▸ **WHAT TO DO**: Give back the listing in full and exactly, leaving out the images.

▸ **RECORDED DATA**:
********************
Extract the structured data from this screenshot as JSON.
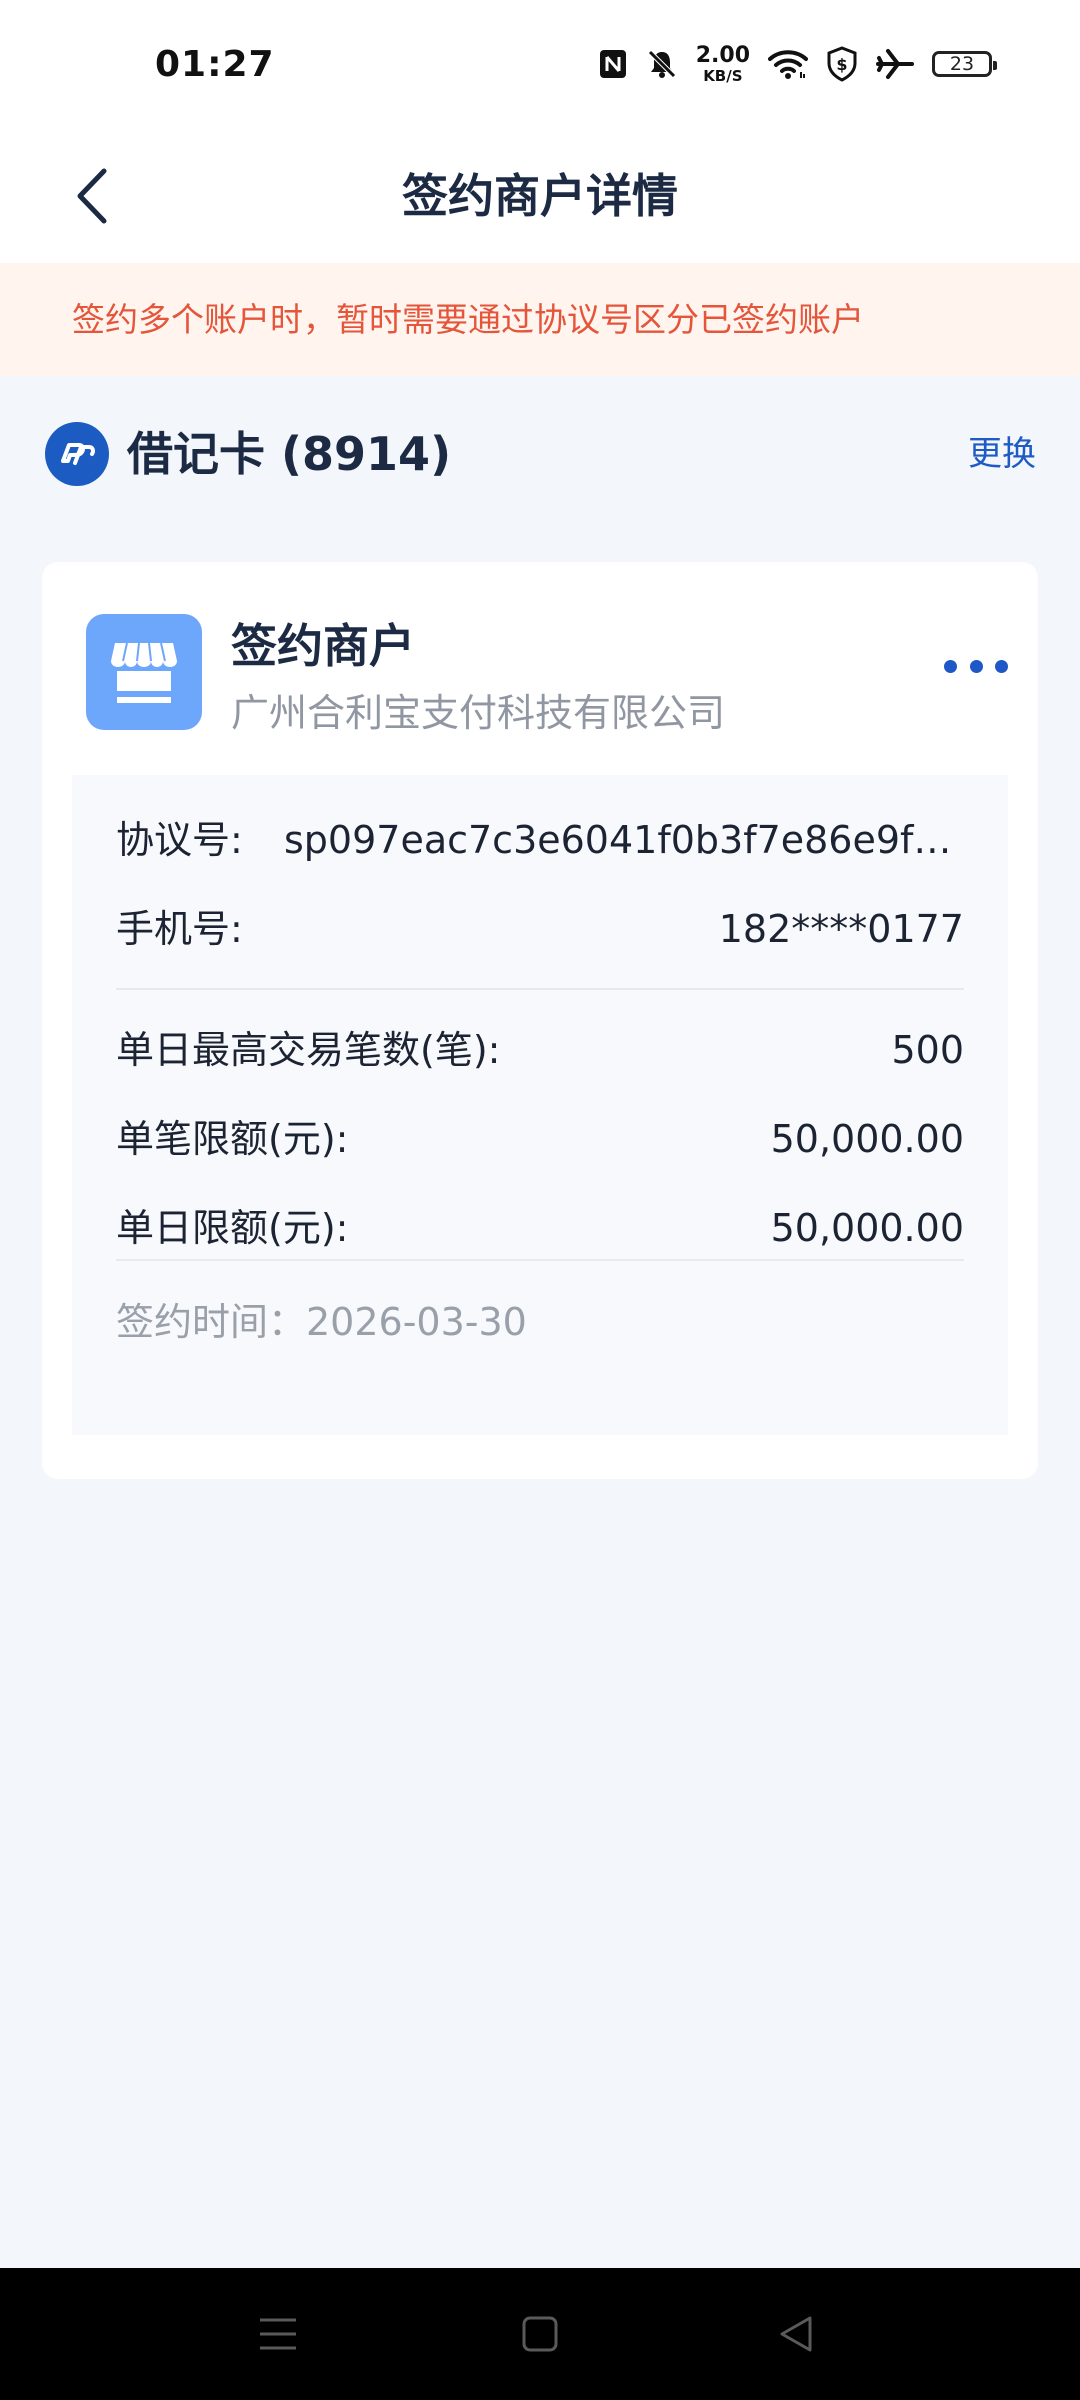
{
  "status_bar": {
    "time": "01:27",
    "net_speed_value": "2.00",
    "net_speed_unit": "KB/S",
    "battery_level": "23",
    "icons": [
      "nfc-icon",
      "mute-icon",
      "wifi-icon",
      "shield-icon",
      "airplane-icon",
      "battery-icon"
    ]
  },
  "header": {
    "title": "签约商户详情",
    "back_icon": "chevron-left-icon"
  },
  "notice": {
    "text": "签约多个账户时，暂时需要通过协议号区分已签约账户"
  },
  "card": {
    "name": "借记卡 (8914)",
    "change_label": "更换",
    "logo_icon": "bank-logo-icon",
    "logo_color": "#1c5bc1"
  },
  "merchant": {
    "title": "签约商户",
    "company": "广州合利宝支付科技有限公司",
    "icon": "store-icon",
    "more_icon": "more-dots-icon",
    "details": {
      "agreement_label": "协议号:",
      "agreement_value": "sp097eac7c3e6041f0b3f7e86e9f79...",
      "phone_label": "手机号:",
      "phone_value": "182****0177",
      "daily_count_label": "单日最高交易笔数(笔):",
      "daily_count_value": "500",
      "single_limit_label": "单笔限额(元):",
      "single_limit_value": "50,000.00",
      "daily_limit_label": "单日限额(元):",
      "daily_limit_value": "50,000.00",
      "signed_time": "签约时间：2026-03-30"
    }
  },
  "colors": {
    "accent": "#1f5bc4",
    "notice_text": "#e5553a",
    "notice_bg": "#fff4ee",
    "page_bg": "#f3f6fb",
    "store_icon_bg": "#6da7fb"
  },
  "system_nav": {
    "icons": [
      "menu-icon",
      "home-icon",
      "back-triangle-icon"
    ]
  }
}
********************
▸ **EXERCISE OUTPUT**:
Extract the structured data from this screenshot as JSON.
{
  "status_bar": {
    "time": "01:27",
    "net_speed_value": "2.00",
    "net_speed_unit": "KB/S",
    "battery_level": "23",
    "icons": [
      "nfc-icon",
      "mute-icon",
      "wifi-icon",
      "shield-icon",
      "airplane-icon",
      "battery-icon"
    ]
  },
  "header": {
    "title": "签约商户详情",
    "back_icon": "chevron-left-icon"
  },
  "notice": {
    "text": "签约多个账户时，暂时需要通过协议号区分已签约账户"
  },
  "card": {
    "name": "借记卡 (8914)",
    "change_label": "更换",
    "logo_icon": "bank-logo-icon",
    "logo_color": "#1c5bc1"
  },
  "merchant": {
    "title": "签约商户",
    "company": "广州合利宝支付科技有限公司",
    "icon": "store-icon",
    "more_icon": "more-dots-icon",
    "details": {
      "agreement_label": "协议号:",
      "agreement_value": "sp097eac7c3e6041f0b3f7e86e9f79...",
      "phone_label": "手机号:",
      "phone_value": "182****0177",
      "daily_count_label": "单日最高交易笔数(笔):",
      "daily_count_value": "500",
      "single_limit_label": "单笔限额(元):",
      "single_limit_value": "50,000.00",
      "daily_limit_label": "单日限额(元):",
      "daily_limit_value": "50,000.00",
      "signed_time": "签约时间：2026-03-30"
    }
  },
  "colors": {
    "accent": "#1f5bc4",
    "notice_text": "#e5553a",
    "notice_bg": "#fff4ee",
    "page_bg": "#f3f6fb",
    "store_icon_bg": "#6da7fb"
  },
  "system_nav": {
    "icons": [
      "menu-icon",
      "home-icon",
      "back-triangle-icon"
    ]
  }
}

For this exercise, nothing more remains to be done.